Mason asked people to leave the Shirttail Creek swimming hole before he threw a firework into it on July 11, 2012, and it exploded in water, but a spark from it may have been what started the Robbers Fire, according to Leupp’s preliminary hearing brief.

The fire raged for 12 days, forcing evacuations of Foresthill and Iowa Hill residents for nearly a week. It burned one remote cabin that had been inhabited one week out of the year, four outbuildings and threatened 170 more homes.

A pair of firefighters had been allegedly injured in the fire, but Nichols also cleared Mason of the great bodily injury enhancement to his charges in March.

Nichols pointed out several problems with Gallagher’s account of the area where the fire started. He testified that the rock wall on the right side of the waterfall had been 15 feet, but Nichols said photos showed that it had been between 25 and 35 feet high.

When the inconsistency had been pointed out, he stuck to his estimate, Nichols said in her ruling.

Asked to circle the 5-foot area where the fire started, Gallagher circled an area with at least a 20-foot radius, which Nichols said “did not help his credibility” and gave her “further pause.”

“It gives me concern we are just trying to prove something regardless of the facts of the case,” she said.

Gallagher also testified the fire started in a “flat, horizontal area,” which Nichols said “was a bit shocking considering the photos … show the area of the fire was anything but flat.”

She said she found it “troubling” that the court had been under the impression after the DA’s questioning of Gallagher that he was “on top of the ledge and doing the investigation himself,” when, in fact, cross examination made it clear Gallagher used a telephoto lens and binoculars to observe the area from roughly 50 feet away.

“He testified that he was able to get a clear view and determine micro and macro indicators at the point of origin, but yet he later clarified that neither he nor the other investigators were able to get to the point of ignition,” Nichols said. “In another breath, he said it was flat.”

Instead of arson, she said all the evidence points to the fire being started recklessly.

“There is no evidence to support the conclusion that a reasonable person would find it highly probable that the firework would explode in the water and then send sparks up and out of the water 25 to 35 feet up a nearly vertical rock ledge,” Nichols said, “and that would be accomplished with somewhere between 10 and 15 witnesses and his wife and children standing next to him.”

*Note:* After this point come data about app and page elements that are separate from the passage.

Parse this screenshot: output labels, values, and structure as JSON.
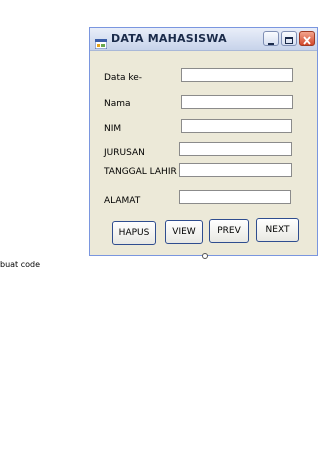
{
  "window": {
    "title": "DATA MAHASISWA",
    "icons": {
      "app": "app-window-icon",
      "minimize": "minimize-icon",
      "maximize": "maximize-icon",
      "close": "close-icon"
    },
    "colors": {
      "face": "#ece9d8",
      "close_button": "#d2472a"
    }
  },
  "form": {
    "labels": {
      "data_ke": "Data ke-",
      "nama": "Nama",
      "nim": "NIM",
      "jurusan": "JURUSAN",
      "tanggal_lahir": "TANGGAL LAHIR",
      "alamat": "ALAMAT"
    },
    "values": {
      "data_ke": "",
      "nama": "",
      "nim": "",
      "jurusan": "",
      "tanggal_lahir": "",
      "alamat": ""
    }
  },
  "buttons": {
    "hapus": "HAPUS",
    "view": "VIEW",
    "prev": "PREV",
    "next": "NEXT"
  },
  "caption": "buat code"
}
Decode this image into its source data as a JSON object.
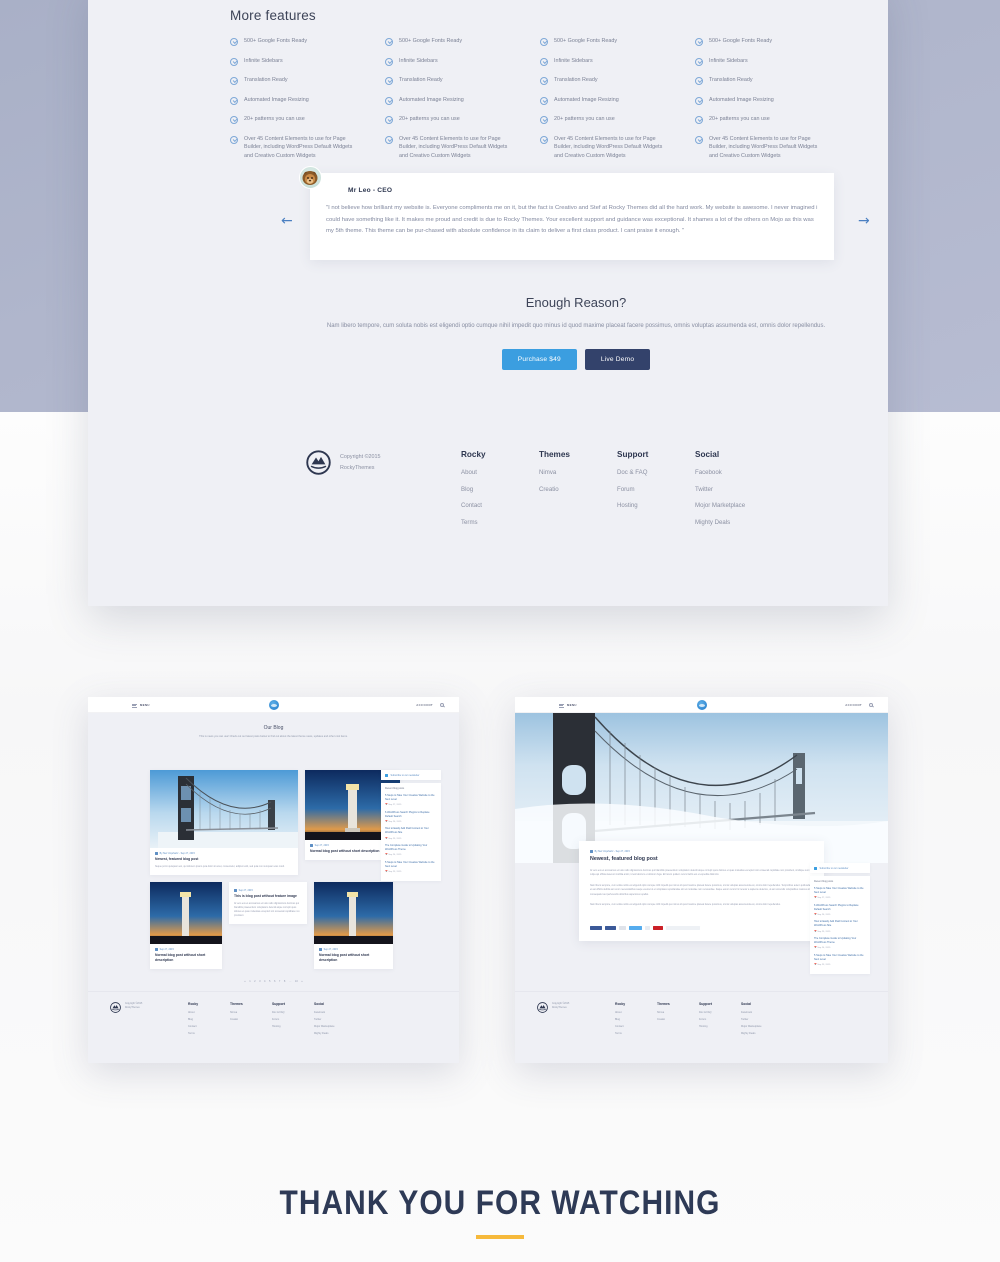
{
  "palette": {
    "page_top": "#a9b0c7",
    "panel_bg": "#eff0f5",
    "accent_blue": "#3b9ee0",
    "navy": "#33426b",
    "amber": "#f6b93b",
    "text_dark": "#2e3750",
    "text_muted": "#8b90a2"
  },
  "features": {
    "title": "More features",
    "columns": [
      [
        "500+ Google Fonts Ready",
        "Infinite Sidebars",
        "Translation Ready",
        "Automated Image Resizing",
        "20+ patterns you can use",
        "Over 45 Content Elements to use for Page Builder, including WordPress Default Widgets and Creativo Custom Widgets"
      ],
      [
        "500+ Google Fonts Ready",
        "Infinite Sidebars",
        "Translation Ready",
        "Automated Image Resizing",
        "20+ patterns you can use",
        "Over 45 Content Elements to use for Page Builder, including WordPress Default Widgets and Creativo Custom Widgets"
      ],
      [
        "500+ Google Fonts Ready",
        "Infinite Sidebars",
        "Translation Ready",
        "Automated Image Resizing",
        "20+ patterns you can use",
        "Over 45 Content Elements to use for Page Builder, including WordPress Default Widgets and Creativo Custom Widgets"
      ],
      [
        "500+ Google Fonts Ready",
        "Infinite Sidebars",
        "Translation Ready",
        "Automated Image Resizing",
        "20+ patterns you can use",
        "Over 45 Content Elements to use for Page Builder, including WordPress Default Widgets and Creativo Custom Widgets"
      ]
    ]
  },
  "testimonial": {
    "author": "Mr Leo - CEO",
    "quote": "\"I not believe how brilliant my website is. Everyone compliments me on it, but the fact is Creativo and Stef at Rocky Themes did all the hard work. My website is awesome. I never imagined i could have something like it. It makes me proud and credit is due to Rocky Themes. Your excellent support and guidance was exceptional. It shames a lot of the others on Mojo as this was my 5th theme. This theme can be pur-chased with absolute confidence in its claim to deliver a first class product. I cant praise it enough. \"",
    "prev_label": "←",
    "next_label": "→"
  },
  "cta": {
    "heading": "Enough Reason?",
    "paragraph": "Nam libero tempore, cum soluta nobis est eligendi optio cumque nihil impedit quo minus id quod maxime placeat facere possimus, omnis voluptas assumenda est, omnis dolor repellendus.",
    "purchase_label": "Purchase $49",
    "demo_label": "Live Demo"
  },
  "footer": {
    "copyright_line1": "Copyright ©2015",
    "copyright_line2": "RockyThemes",
    "columns": [
      {
        "heading": "Rocky",
        "links": [
          "About",
          "Blog",
          "Contact",
          "Terms"
        ]
      },
      {
        "heading": "Themes",
        "links": [
          "Nimva",
          "Creatio"
        ]
      },
      {
        "heading": "Support",
        "links": [
          "Doc & FAQ",
          "Forum",
          "Hosting"
        ]
      },
      {
        "heading": "Social",
        "links": [
          "Facebook",
          "Twitter",
          "Mojor Marketplace",
          "Mighty Deals"
        ]
      }
    ]
  },
  "mockup_browser": {
    "menu_label": "MENU",
    "account_label": "ACCOUNT"
  },
  "mockup_left": {
    "page_title": "Our Blog",
    "page_subtitle": "This is news you can use! Check out our latest posts below to find out about the latest theme news, updates and other cool items.",
    "cards": [
      {
        "meta": "By Stef Urquhartz - Sep 27, 2015",
        "title": "Newest, featured blog post",
        "excerpt": "Neque porro quisquam est, qui dolorem ipsum quia dolor sit amet, consectetur, adipisci velit, sed quia non numquam eius modi."
      },
      {
        "meta": "Sep 27, 2015",
        "title": "Normal blog post without short description",
        "excerpt": ""
      },
      {
        "meta": "Sep 27, 2015",
        "title": "This is blog post without feature image",
        "excerpt": "At vero eos et accusamus et iusto odio dignissimos ducimus qui blanditiis praesentium voluptatum deleniti atque corrupti quos dolores et quas molestias excepturi sint occaecati cupiditate non provident."
      },
      {
        "meta": "Sep 27, 2015",
        "title": "Normal blog post without short description",
        "excerpt": ""
      },
      {
        "meta": "Sep 27, 2015",
        "title": "Normal blog post without short description",
        "excerpt": ""
      }
    ],
    "sidebar": {
      "subscribe_label": "Subscribe to our newsletter",
      "recent_heading": "Recent blog posts",
      "recent": [
        {
          "title": "5 Steps to Take Your Creative Website to the Next Level",
          "date": "Sep 27, 2015"
        },
        {
          "title": "6 WordPress Search Plugins to Replace Default Search",
          "date": "Sep 26, 2015"
        },
        {
          "title": "How to Easily Add Paid Content to Your WordPress Site",
          "date": "Sep 25, 2015"
        },
        {
          "title": "The Complete Guide to Updating Your WordPress Theme",
          "date": "Sep 24, 2015"
        },
        {
          "title": "5 Steps to Take Your Creative Website to the Next Level",
          "date": "Sep 23, 2015"
        }
      ]
    },
    "pagination": [
      "«",
      "1",
      "2",
      "3",
      "4",
      "5",
      "6",
      "7",
      "8",
      "…",
      "10",
      "»"
    ]
  },
  "mockup_right": {
    "article": {
      "meta": "By Stef Urquhartz - Sep 27, 2015",
      "title": "Newest, featured blog post",
      "paragraph1": "At vero eos et accusamus et iusto odio dignissimos ducimus qui blanditiis praesentium voluptatum deleniti atque corrupti quos dolores et quas molestias excepturi sint occaecati cupiditate non provident, similique sunt in culpa qui officia deserunt mollitia animi, id est laborum et dolorum fuga. Et harum quidem rerum facilis est et expedita distinctio.",
      "paragraph2": "Nam libero tempore, cum soluta nobis est eligendi optio cumque nihil impedit quo minus id quod maxime placeat facere possimus, omnis voluptas assumenda est, omnis dolor repellendus. Temporibus autem quibusdam et aut officiis debitis aut rerum necessitatibus saepe eveniet ut et voluptates repudiandae sint et molestiae non recusandae. Itaque earum rerum hic tenetur a sapiente delectus, ut aut reiciendis voluptatibus maiores alias consequatur aut perferendis doloribus asperiores repellat.",
      "paragraph3": "Nam libero tempore, cum soluta nobis est eligendi optio cumque nihil impedit quo minus id quod maxime placeat facere possimus, omnis voluptas assumenda est, omnis dolor repellendus.",
      "share": [
        "Like",
        "Share",
        "Tweet",
        "Pin it"
      ]
    },
    "sidebar": {
      "subscribe_label": "Subscribe to our newsletter",
      "recent_heading": "Recent blog posts",
      "recent": [
        {
          "title": "5 Steps to Take Your Creative Website to the Next Level",
          "date": "Sep 27, 2015"
        },
        {
          "title": "6 WordPress Search Plugins to Replace Default Search",
          "date": "Sep 26, 2015"
        },
        {
          "title": "How to Easily Add Paid Content to Your WordPress Site",
          "date": "Sep 25, 2015"
        },
        {
          "title": "The Complete Guide to Updating Your WordPress Theme",
          "date": "Sep 24, 2015"
        },
        {
          "title": "5 Steps to Take Your Creative Website to the Next Level",
          "date": "Sep 23, 2015"
        }
      ]
    }
  },
  "outro": {
    "heading": "THANK YOU FOR WATCHING"
  }
}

Gallagher has been employed by Cal Fire since 1980 and has investigated about 1,000 fires – 200 of those in his current capacity as a fire origin investigator. He has testified in about six different cases as a fire origin expert, with four of them being arson and the other two caused by negligence.

When contacted for a comment on Gallagher, Cal Fire public information officer Daniel Berlant said, “We still don’t want to comment on the ongoing litigation while the District Attorney makes their decision of what the next step is.”

“Our investigation is complete and is with them,” Berlant said, “so we don’t want to say or do anything to impact their ability to prosecute this case.”

The DA’s office did not return a message seeking comment on Tuesday.

“They are reevaluating their case at this time, I think,” Leupp said.

He said Mason is looking forward to getting back to work – he had been employed by a “major retailer” for the past six years – and that he is remorseful for what happened.

“Certainly the place where the fire occurred is a place where he went with his family and friends many, many times. It was an area that he enjoyed,” Leupp said when asked whether Mason was sorry about what happened. “He was very sorry about the fire and he was incredibly remorseful, and the officer testified at the preliminary hearing that the young man was very, very remorseful for what had happened.”

 

Jon Schultz can be reached at jons@goldcountrymedia.com. Follow him on Twitter @Jon_AJNews